Distinguishing Roles
Distinguishing Roles
Improving and Enriching Lives
 

A PERT unit consists of a law enforcement officer and a PERT Clinician. A PERT Unit will respond to the scene of a police call for service regarding a person experiencing a mental health crisis if the person in crisis or a concerned 3rd party reaches out for assistance by calling 911, or by calling through the non-emergency dispatch number. PERT is a countywide resource with partnership agreements with all 11 local law enforcement agencies within San Diego County. PERT hires PERT Clinicians. PERT does not hire law enforcement officers; rather, they are employees of their respective law enforcement agency.

Although all peace officers in California receive police academy training on effective response involving mental health issues, PERT provides additional training events that surpass this basic police academy education. We conduct this training to better prepare an officer for the PERT role and to also expand their understanding of the nuances of a mental health call so that it exceeds that which is required through Academy training. Law enforcement agencies will have PERT trained officers ride with PERT Clinicians whenever possible. Officers who attend the 3-day PERT Academy are given a PERT pin for their uniform lapel to designate that they have attended this advanced training. Being trained as a PERT officer does not make the officer a staff member of the PERT agency nor does it give the officer training that is comparable to that of the clinical staff that do work directly for PERT.

Officers recognize the importance in how they identify themselves to the public so that the distinction between law enforcement and PERT Clinician is clear. Officers not accompanied by a PERT Clinician should not represent themselves in a manner that would create confusion, such as commenting, "I am PERT." In this instance, the public can make inaccurate assumptions that the officer is PERT Clinician. Saying "I am a PERT trained officer," would be a more accurate distinction.

 

What credentials are required of PERT Clinicians?

Each of our clinical staff have a Master's Degree level of education or higher. PERT Clinicians are licensed in the State of California as health care professionals. These licenses include: Licensed Psychologist, Licensed Clinical Social Worker (LCSW), Licensed Marriage & Family Therapist (LMFT), Licensed Professional Clinical Counselor (LPCC), and Registered Nurse (RN).

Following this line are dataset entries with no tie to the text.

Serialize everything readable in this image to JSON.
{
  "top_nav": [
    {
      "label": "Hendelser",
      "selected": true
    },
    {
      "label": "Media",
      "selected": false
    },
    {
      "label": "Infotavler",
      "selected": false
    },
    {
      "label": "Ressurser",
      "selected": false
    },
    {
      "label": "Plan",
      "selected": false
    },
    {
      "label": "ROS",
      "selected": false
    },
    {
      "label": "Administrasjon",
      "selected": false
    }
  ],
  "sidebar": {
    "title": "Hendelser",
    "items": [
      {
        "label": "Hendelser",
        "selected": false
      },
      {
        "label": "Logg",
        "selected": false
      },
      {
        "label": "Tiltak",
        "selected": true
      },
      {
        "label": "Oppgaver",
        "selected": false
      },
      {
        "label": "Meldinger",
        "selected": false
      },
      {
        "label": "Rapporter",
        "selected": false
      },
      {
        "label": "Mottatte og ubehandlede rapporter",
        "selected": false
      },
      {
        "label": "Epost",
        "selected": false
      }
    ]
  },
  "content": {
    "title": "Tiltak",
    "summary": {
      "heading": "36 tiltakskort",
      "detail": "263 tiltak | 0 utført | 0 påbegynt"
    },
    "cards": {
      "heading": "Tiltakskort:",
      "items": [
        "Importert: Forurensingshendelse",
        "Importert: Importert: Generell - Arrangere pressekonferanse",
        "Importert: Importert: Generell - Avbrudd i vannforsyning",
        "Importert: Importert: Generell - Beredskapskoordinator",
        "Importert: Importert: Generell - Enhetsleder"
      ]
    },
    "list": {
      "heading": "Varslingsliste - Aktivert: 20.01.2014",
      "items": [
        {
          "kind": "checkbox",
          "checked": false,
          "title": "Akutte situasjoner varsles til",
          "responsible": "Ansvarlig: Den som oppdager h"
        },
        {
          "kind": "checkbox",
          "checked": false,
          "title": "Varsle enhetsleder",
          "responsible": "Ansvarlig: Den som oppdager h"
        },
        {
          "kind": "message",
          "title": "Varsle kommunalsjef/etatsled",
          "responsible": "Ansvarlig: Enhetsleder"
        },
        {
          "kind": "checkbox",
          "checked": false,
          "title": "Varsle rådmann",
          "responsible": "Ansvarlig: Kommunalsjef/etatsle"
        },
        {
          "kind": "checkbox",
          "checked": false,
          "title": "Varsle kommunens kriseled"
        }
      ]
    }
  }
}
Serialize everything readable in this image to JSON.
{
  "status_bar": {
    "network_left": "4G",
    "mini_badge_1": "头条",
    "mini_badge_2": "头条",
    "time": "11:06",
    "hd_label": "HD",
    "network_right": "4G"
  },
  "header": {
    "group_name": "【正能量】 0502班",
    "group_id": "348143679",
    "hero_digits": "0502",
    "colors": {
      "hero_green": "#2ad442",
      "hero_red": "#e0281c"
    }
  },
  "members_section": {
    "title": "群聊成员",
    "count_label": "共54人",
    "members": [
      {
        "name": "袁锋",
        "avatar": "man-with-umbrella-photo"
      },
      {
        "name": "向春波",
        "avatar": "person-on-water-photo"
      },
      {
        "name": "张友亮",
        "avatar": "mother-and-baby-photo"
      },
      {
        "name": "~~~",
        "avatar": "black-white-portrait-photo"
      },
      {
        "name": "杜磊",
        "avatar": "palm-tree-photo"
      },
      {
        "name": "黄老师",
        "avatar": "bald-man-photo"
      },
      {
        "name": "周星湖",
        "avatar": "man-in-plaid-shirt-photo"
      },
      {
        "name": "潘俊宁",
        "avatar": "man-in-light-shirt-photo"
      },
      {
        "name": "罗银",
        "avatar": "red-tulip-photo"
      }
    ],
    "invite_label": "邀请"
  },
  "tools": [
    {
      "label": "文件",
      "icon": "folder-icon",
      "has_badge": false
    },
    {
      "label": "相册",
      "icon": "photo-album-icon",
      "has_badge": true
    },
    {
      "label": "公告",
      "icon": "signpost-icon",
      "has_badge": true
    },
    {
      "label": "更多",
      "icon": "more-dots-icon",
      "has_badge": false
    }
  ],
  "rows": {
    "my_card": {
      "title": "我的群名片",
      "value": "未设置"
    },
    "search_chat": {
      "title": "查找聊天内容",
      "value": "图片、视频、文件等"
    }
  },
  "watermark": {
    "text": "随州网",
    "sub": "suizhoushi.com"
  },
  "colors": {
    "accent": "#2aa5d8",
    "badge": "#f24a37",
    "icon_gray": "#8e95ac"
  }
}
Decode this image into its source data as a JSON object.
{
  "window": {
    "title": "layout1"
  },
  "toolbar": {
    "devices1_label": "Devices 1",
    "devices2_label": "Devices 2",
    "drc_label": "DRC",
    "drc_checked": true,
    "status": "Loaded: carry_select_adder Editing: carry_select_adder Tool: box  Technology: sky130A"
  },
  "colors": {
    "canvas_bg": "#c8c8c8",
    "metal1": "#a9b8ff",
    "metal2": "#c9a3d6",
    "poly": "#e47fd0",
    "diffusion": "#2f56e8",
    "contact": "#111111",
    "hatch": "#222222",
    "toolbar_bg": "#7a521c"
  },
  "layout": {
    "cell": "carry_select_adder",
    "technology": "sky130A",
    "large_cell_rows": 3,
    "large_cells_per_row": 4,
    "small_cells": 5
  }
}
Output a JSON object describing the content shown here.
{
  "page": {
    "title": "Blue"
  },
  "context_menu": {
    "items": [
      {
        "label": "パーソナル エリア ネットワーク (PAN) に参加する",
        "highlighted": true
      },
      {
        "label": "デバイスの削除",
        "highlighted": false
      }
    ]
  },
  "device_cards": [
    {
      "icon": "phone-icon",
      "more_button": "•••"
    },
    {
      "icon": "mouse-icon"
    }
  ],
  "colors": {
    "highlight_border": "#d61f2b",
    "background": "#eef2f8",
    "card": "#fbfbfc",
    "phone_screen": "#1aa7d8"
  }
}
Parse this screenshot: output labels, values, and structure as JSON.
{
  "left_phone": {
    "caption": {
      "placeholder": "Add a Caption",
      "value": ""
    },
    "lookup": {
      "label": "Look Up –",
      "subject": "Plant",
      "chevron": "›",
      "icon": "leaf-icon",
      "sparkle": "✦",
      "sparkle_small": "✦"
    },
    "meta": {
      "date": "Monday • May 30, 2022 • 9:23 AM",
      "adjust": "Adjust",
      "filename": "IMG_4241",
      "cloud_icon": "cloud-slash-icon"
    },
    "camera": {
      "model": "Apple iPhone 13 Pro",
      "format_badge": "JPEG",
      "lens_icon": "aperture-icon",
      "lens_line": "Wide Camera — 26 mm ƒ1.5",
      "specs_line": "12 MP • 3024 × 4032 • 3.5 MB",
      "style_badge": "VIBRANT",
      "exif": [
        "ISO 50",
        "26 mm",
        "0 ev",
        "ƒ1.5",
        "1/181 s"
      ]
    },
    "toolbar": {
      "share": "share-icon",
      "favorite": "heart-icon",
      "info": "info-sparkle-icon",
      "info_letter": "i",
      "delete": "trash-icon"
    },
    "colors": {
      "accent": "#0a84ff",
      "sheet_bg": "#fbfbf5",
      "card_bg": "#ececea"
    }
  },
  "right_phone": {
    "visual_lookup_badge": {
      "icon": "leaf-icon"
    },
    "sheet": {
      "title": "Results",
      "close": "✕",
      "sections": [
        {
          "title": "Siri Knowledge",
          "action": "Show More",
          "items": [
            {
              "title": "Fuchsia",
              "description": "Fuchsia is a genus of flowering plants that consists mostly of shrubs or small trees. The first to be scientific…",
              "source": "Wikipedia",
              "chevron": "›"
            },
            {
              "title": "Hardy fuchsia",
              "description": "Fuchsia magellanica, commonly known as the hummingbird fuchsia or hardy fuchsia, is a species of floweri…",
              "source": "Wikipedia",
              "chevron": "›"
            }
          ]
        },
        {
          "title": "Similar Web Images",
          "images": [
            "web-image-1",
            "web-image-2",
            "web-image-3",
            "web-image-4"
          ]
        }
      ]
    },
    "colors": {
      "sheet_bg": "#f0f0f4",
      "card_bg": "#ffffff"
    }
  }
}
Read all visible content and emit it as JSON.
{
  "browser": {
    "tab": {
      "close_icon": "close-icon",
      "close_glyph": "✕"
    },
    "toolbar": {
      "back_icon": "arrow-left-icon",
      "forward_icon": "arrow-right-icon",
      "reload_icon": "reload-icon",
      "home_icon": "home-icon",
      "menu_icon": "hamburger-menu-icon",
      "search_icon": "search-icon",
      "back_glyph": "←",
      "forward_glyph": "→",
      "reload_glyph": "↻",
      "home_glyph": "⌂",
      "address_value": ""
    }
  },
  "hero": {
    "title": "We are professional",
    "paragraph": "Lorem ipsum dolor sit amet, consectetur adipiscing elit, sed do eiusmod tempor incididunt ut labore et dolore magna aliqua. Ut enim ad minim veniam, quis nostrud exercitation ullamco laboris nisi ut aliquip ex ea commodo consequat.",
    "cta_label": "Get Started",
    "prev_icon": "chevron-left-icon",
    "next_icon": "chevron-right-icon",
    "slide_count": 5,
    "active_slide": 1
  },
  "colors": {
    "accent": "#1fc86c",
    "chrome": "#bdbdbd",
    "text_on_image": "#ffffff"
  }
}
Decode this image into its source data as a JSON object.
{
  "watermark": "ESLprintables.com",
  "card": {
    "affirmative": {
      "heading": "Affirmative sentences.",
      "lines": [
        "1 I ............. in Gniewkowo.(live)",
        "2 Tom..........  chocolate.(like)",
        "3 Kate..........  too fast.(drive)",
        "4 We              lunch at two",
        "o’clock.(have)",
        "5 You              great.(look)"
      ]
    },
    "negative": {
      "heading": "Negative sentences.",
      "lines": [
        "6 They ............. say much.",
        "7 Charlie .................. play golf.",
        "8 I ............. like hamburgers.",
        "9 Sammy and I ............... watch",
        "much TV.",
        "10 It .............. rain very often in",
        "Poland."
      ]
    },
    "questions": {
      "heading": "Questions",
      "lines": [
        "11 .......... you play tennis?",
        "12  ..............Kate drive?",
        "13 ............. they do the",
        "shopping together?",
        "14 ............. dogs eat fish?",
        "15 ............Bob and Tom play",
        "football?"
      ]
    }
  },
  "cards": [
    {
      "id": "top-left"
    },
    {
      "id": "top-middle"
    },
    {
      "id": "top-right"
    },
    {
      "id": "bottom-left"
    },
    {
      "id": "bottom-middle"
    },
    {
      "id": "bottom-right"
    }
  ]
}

Beyond attaining the competence of being granted a professional license, PERT Clinicians have extensive experience working with persons (and their family members) living with severe and persistent mental illness. PERT Clinicians are not law enforcement officers. You can identify a PERT Clinician by their light gray polo shirt (with PERT emblem) and black pants. PERT Clinicians always respond to clients accompanied with their law enforcement partner. PERT Clinicians are not hired by the law enforcement agencies. They are employed by Community Research Foundation (CRF) to provide services under the PERT program.

 

As a PERT unit consists of both a law enforcement officer and PERT Clinician, what are their respective roles?

PERT Clinicians ride their entire shift in a patrol car driven by their law enforcement partner. Since PERT is dispatched to offer assistance via the 911 or local non-emergency dispatch system, the officer (with the PERT Clinician as a passenger) drives to the scene where the person in crisis is located.  Upon arrival, the officer makes the initial contact and safety assessment (for the person in crisis and any potential bystanders). The PERT Clinician is then introduced and proceeds to conduct a mental health assessment to clarify the nature of the person's crisis and to explore available community resources that might help to refer the client. This process includes talking with 3rd party bystanders (such as a family member) to ensure a through overview and assessment of the circumstances. PERT Clinicians will ensure that the appropriate referrals are provided. For example, should the level of appropriate care involve additional assessment for possible treatment at a hospital, the client will be transported by the PERT unit. The PERT Clinician will communicate their assessment information to the hospital to assist them in their provision of care.